Australian PM Scott Morrison doubles down on religion bill at expense of LGBTQ+ kids

Australian prime minister Scott Morrison has claimed that LGBTQ+ students have never been expelled from a religious school due to their sexuality.

Australian Prime Minister Scott Morrison says schools are not expelling LGBTQ+ students after Religious Discrimination Bill backlash (Alex Ellinghausen – Pool/Getty Images)


Morrison’s statement comes as he said he would prioritise passing the Religious Discrimination Bill (RDB), which prohibits discrimination on the basis of a person’s religious belief, if re-elected in the country’s general election on 21 May.

According to ABC News, the government’s initial plan in November last year was to alter the Sex Discrimination Act (SDA) alongside passing the controversial RDB in order to protect LGBTQ+ students from being expelled due to their sexual orientation.

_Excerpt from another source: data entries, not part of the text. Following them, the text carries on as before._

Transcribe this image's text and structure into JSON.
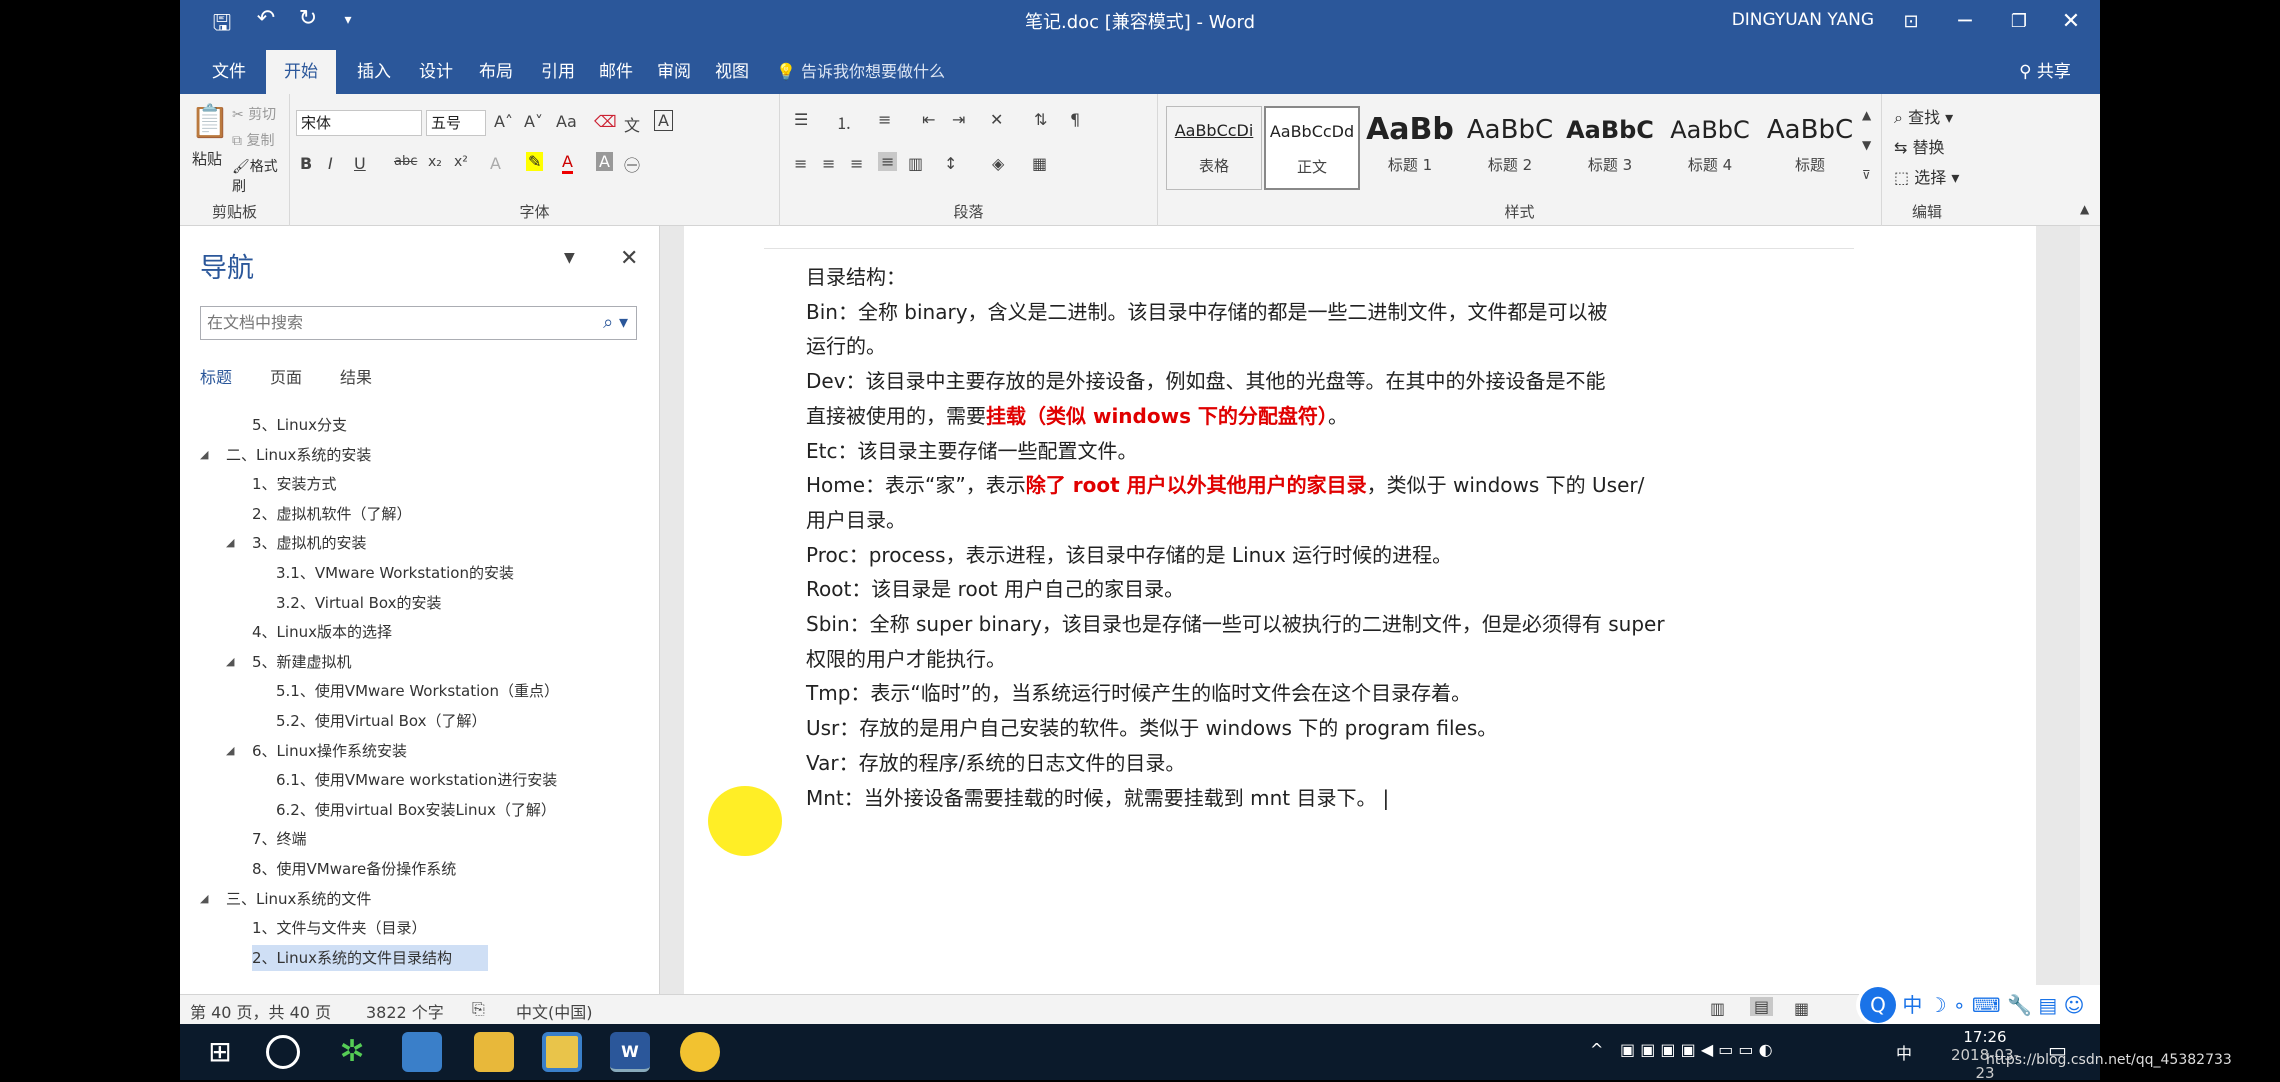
{
  "titlebar": {
    "title": "笔记.doc [兼容模式]  -  Word",
    "user": "DINGYUAN YANG",
    "qat": {
      "save_icon": "save-icon",
      "undo_icon": "undo-icon",
      "redo_icon": "redo-icon"
    }
  },
  "tabs": [
    "文件",
    "开始",
    "插入",
    "设计",
    "布局",
    "引用",
    "邮件",
    "审阅",
    "视图"
  ],
  "tellme": "告诉我你想要做什么",
  "share": "共享",
  "ribbon": {
    "clipboard": {
      "paste": "粘贴",
      "cut": "剪切",
      "copy": "复制",
      "format_painter": "格式刷",
      "label": "剪贴板"
    },
    "font": {
      "name": "宋体",
      "size": "五号",
      "label": "字体",
      "aa": "Aa"
    },
    "paragraph": {
      "label": "段落"
    },
    "styles": {
      "label": "样式",
      "items": [
        {
          "preview": "AaBbCcDi",
          "name": "表格"
        },
        {
          "preview": "AaBbCcDd",
          "name": "正文"
        },
        {
          "preview": "AaBb",
          "name": "标题 1"
        },
        {
          "preview": "AaBbC",
          "name": "标题 2"
        },
        {
          "preview": "AaBbC",
          "name": "标题 3"
        },
        {
          "preview": "AaBbC",
          "name": "标题 4"
        },
        {
          "preview": "AaBbC",
          "name": "标题"
        }
      ]
    },
    "editing": {
      "find": "查找",
      "replace": "替换",
      "select": "选择",
      "label": "编辑"
    }
  },
  "nav": {
    "title": "导航",
    "search_placeholder": "在文档中搜索",
    "tabs": [
      "标题",
      "页面",
      "结果"
    ],
    "items": [
      {
        "text": "5、Linux分支",
        "level": 2,
        "expanded": null
      },
      {
        "text": "二、Linux系统的安装",
        "level": 1,
        "expanded": true
      },
      {
        "text": "1、安装方式",
        "level": 2,
        "expanded": null
      },
      {
        "text": "2、虚拟机软件（了解）",
        "level": 2,
        "expanded": null
      },
      {
        "text": "3、虚拟机的安装",
        "level": 2,
        "expanded": true
      },
      {
        "text": "3.1、VMware Workstation的安装",
        "level": 3,
        "expanded": null
      },
      {
        "text": "3.2、Virtual Box的安装",
        "level": 3,
        "expanded": null
      },
      {
        "text": "4、Linux版本的选择",
        "level": 2,
        "expanded": null
      },
      {
        "text": "5、新建虚拟机",
        "level": 2,
        "expanded": true
      },
      {
        "text": "5.1、使用VMware Workstation（重点）",
        "level": 3,
        "expanded": null
      },
      {
        "text": "5.2、使用Virtual Box（了解）",
        "level": 3,
        "expanded": null
      },
      {
        "text": "6、Linux操作系统安装",
        "level": 2,
        "expanded": true
      },
      {
        "text": "6.1、使用VMware workstation进行安装",
        "level": 3,
        "expanded": null
      },
      {
        "text": "6.2、使用virtual Box安装Linux（了解）",
        "level": 3,
        "expanded": null
      },
      {
        "text": "7、终端",
        "level": 2,
        "expanded": null
      },
      {
        "text": "8、使用VMware备份操作系统",
        "level": 2,
        "expanded": null
      },
      {
        "text": "三、Linux系统的文件",
        "level": 1,
        "expanded": true
      },
      {
        "text": "1、文件与文件夹（目录）",
        "level": 2,
        "expanded": null
      },
      {
        "text": "2、Linux系统的文件目录结构",
        "level": 2,
        "expanded": null,
        "selected": true
      }
    ]
  },
  "document": {
    "lines": [
      [
        {
          "t": "目录结构："
        }
      ],
      [
        {
          "t": "Bin：全称 binary，含义是二进制。该目录中存储的都是一些二进制文件，文件都是可以被"
        }
      ],
      [
        {
          "t": "运行的。"
        }
      ],
      [
        {
          "t": "Dev：该目录中主要存放的是外接设备，例如盘、其他的光盘等。在其中的外接设备是不能"
        }
      ],
      [
        {
          "t": "直接被使用的，需要"
        },
        {
          "t": "挂载（类似 windows 下的分配盘符）",
          "red": true
        },
        {
          "t": "。"
        }
      ],
      [
        {
          "t": "Etc：该目录主要存储一些配置文件。"
        }
      ],
      [
        {
          "t": "Home：表示“家”，表示"
        },
        {
          "t": "除了 root 用户以外其他用户的家目录",
          "red": true
        },
        {
          "t": "，类似于 windows 下的 User/"
        }
      ],
      [
        {
          "t": "用户目录。"
        }
      ],
      [
        {
          "t": "Proc：process，表示进程，该目录中存储的是 Linux 运行时候的进程。"
        }
      ],
      [
        {
          "t": "Root：该目录是 root 用户自己的家目录。"
        }
      ],
      [
        {
          "t": "Sbin：全称 super binary，该目录也是存储一些可以被执行的二进制文件，但是必须得有 super"
        }
      ],
      [
        {
          "t": "权限的用户才能执行。"
        }
      ],
      [
        {
          "t": "Tmp：表示“临时”的，当系统运行时候产生的临时文件会在这个目录存着。"
        }
      ],
      [
        {
          "t": "Usr：存放的是用户自己安装的软件。类似于 windows 下的 program files。"
        }
      ],
      [
        {
          "t": "Var：存放的程序/系统的日志文件的目录。"
        }
      ],
      [
        {
          "t": "Mnt：当外接设备需要挂载的时候，就需要挂载到 mnt 目录下。"
        }
      ]
    ]
  },
  "status": {
    "page": "第 40 页，共 40 页",
    "words": "3822 个字",
    "lang": "中文(中国)"
  },
  "taskbar": {
    "time": "17:26",
    "date": "2018-03-23",
    "ime": "中",
    "watermark": "https://blog.csdn.net/qq_45382733"
  }
}
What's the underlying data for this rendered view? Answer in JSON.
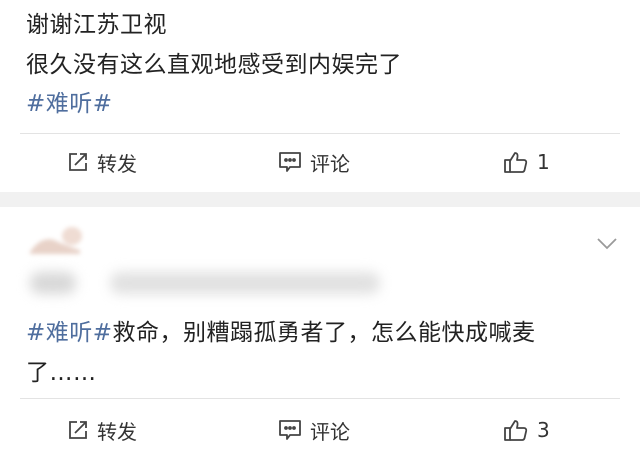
{
  "post1": {
    "line1": "谢谢江苏卫视",
    "line2": "很久没有这么直观地感受到内娱完了",
    "hashtag": "#难听#",
    "actions": {
      "repost": "转发",
      "comment": "评论",
      "likes": "1"
    }
  },
  "post2": {
    "hashtag": "#难听#",
    "text_line1": "救命，别糟蹋孤勇者了，怎么能快成喊麦",
    "text_line2": "了……",
    "actions": {
      "repost": "转发",
      "comment": "评论",
      "likes": "3"
    }
  },
  "colors": {
    "hashtag": "#4f6e9e",
    "separator": "#f1f1f1"
  },
  "icons": [
    "repost-icon",
    "comment-icon",
    "like-icon",
    "chevron-down-icon"
  ]
}
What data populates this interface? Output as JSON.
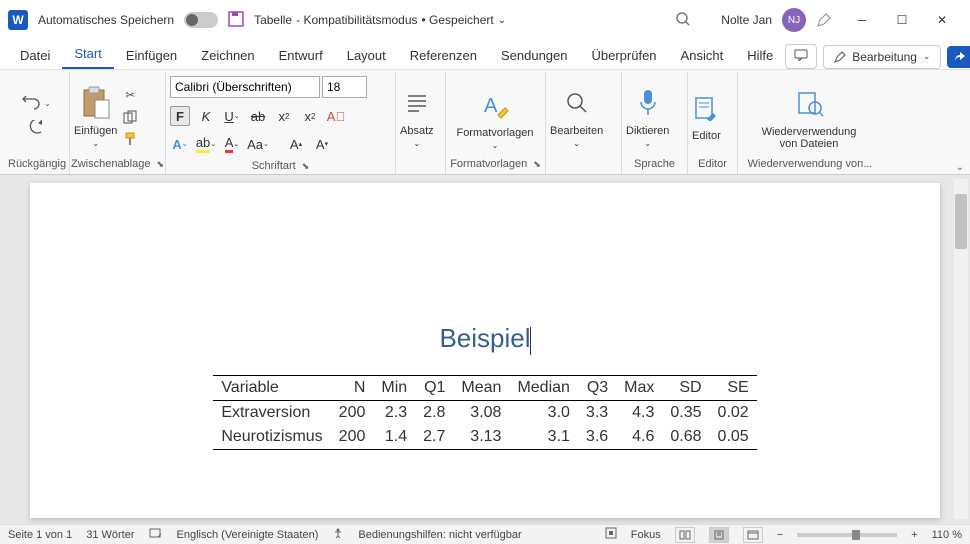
{
  "titlebar": {
    "autosave_label": "Automatisches Speichern",
    "doc_name": "Tabelle",
    "mode": " - Kompatibilitätsmodus",
    "saved": " • Gespeichert",
    "user_name": "Nolte Jan",
    "user_initials": "NJ"
  },
  "tabs": {
    "datei": "Datei",
    "start": "Start",
    "einfuegen": "Einfügen",
    "zeichnen": "Zeichnen",
    "entwurf": "Entwurf",
    "layout": "Layout",
    "referenzen": "Referenzen",
    "sendungen": "Sendungen",
    "ueberpruefen": "Überprüfen",
    "ansicht": "Ansicht",
    "hilfe": "Hilfe",
    "bearbeitung": "Bearbeitung"
  },
  "ribbon": {
    "rueckgaengig": "Rückgängig",
    "zwischenablage": "Zwischenablage",
    "einfuegen": "Einfügen",
    "schriftart": "Schriftart",
    "font_name": "Calibri (Überschriften)",
    "font_size": "18",
    "absatz": "Absatz",
    "formatvorlagen": "Formatvorlagen",
    "bearbeiten": "Bearbeiten",
    "diktieren": "Diktieren",
    "sprache": "Sprache",
    "editor": "Editor",
    "wiederverwendung": "Wiederverwendung\nvon Dateien",
    "wiederverwendung_label": "Wiederverwendung von..."
  },
  "document": {
    "title": "Beispiel",
    "headers": [
      "Variable",
      "N",
      "Min",
      "Q1",
      "Mean",
      "Median",
      "Q3",
      "Max",
      "SD",
      "SE"
    ],
    "rows": [
      {
        "var": "Extraversion",
        "n": "200",
        "min": "2.3",
        "q1": "2.8",
        "mean": "3.08",
        "median": "3.0",
        "q3": "3.3",
        "max": "4.3",
        "sd": "0.35",
        "se": "0.02"
      },
      {
        "var": "Neurotizismus",
        "n": "200",
        "min": "1.4",
        "q1": "2.7",
        "mean": "3.13",
        "median": "3.1",
        "q3": "3.6",
        "max": "4.6",
        "sd": "0.68",
        "se": "0.05"
      }
    ]
  },
  "statusbar": {
    "page": "Seite 1 von 1",
    "words": "31 Wörter",
    "language": "Englisch (Vereinigte Staaten)",
    "accessibility": "Bedienungshilfen: nicht verfügbar",
    "focus": "Fokus",
    "zoom": "110 %"
  },
  "chart_data": {
    "type": "table",
    "title": "Beispiel",
    "columns": [
      "Variable",
      "N",
      "Min",
      "Q1",
      "Mean",
      "Median",
      "Q3",
      "Max",
      "SD",
      "SE"
    ],
    "rows": [
      [
        "Extraversion",
        200,
        2.3,
        2.8,
        3.08,
        3.0,
        3.3,
        4.3,
        0.35,
        0.02
      ],
      [
        "Neurotizismus",
        200,
        1.4,
        2.7,
        3.13,
        3.1,
        3.6,
        4.6,
        0.68,
        0.05
      ]
    ]
  }
}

On Sunday (8 May), Scott Morrison told reporters in Melbourne that the RDB will be pushed through if he is re-elected, and that changes to protect LGBTQ+ students would be made “sequentially”, though he did not say how long after.

Morrison said it had “always been” the government’s position to pass the religious bill first and that there was “no new position here”.

Morrison – who voted against same-sex marriage equality, and has backed calls to ban trans women from female sports – added that there is “no evidence” LGBTQ+ pupils would be expelled for their sexuality due to the religious bill.

He told reporters: “We’ve been having this conversation for about the last four years, and on each occasion, it has been presented that apparently students are being expelled… there is no evidence of that at all, there’s none.

“The point is it doesn’t happen… religious schools themselves don’t wish to do that.”

Liberal Party MP Bridget Archer has previously said that she worries the RDB could “risk lives” and harm children by treating them as “other”.

“After so much progress, how did we get back to a place where we ignore the harm we place on children when we tell them they are ‘other’, ‘less than’ and do not deserve rights and protections afforded to others?” Archer told Parliament in February.

“I fear it may risk lives.”

Anna Brown, CEO of the LGBT+ rights group Equality Australia, previously told Al Jazeera: “What constitutes discrimination today, will be lawful tomorrow, allowing people to say harmful, insulting and demeaning things.

“Things like a medical worker telling a person living with HIV that AIDS is a punishment from God, or a person living with disability that their disability is caused by the devil.”

You might also like
Leave A Reply

Your email address will not be published.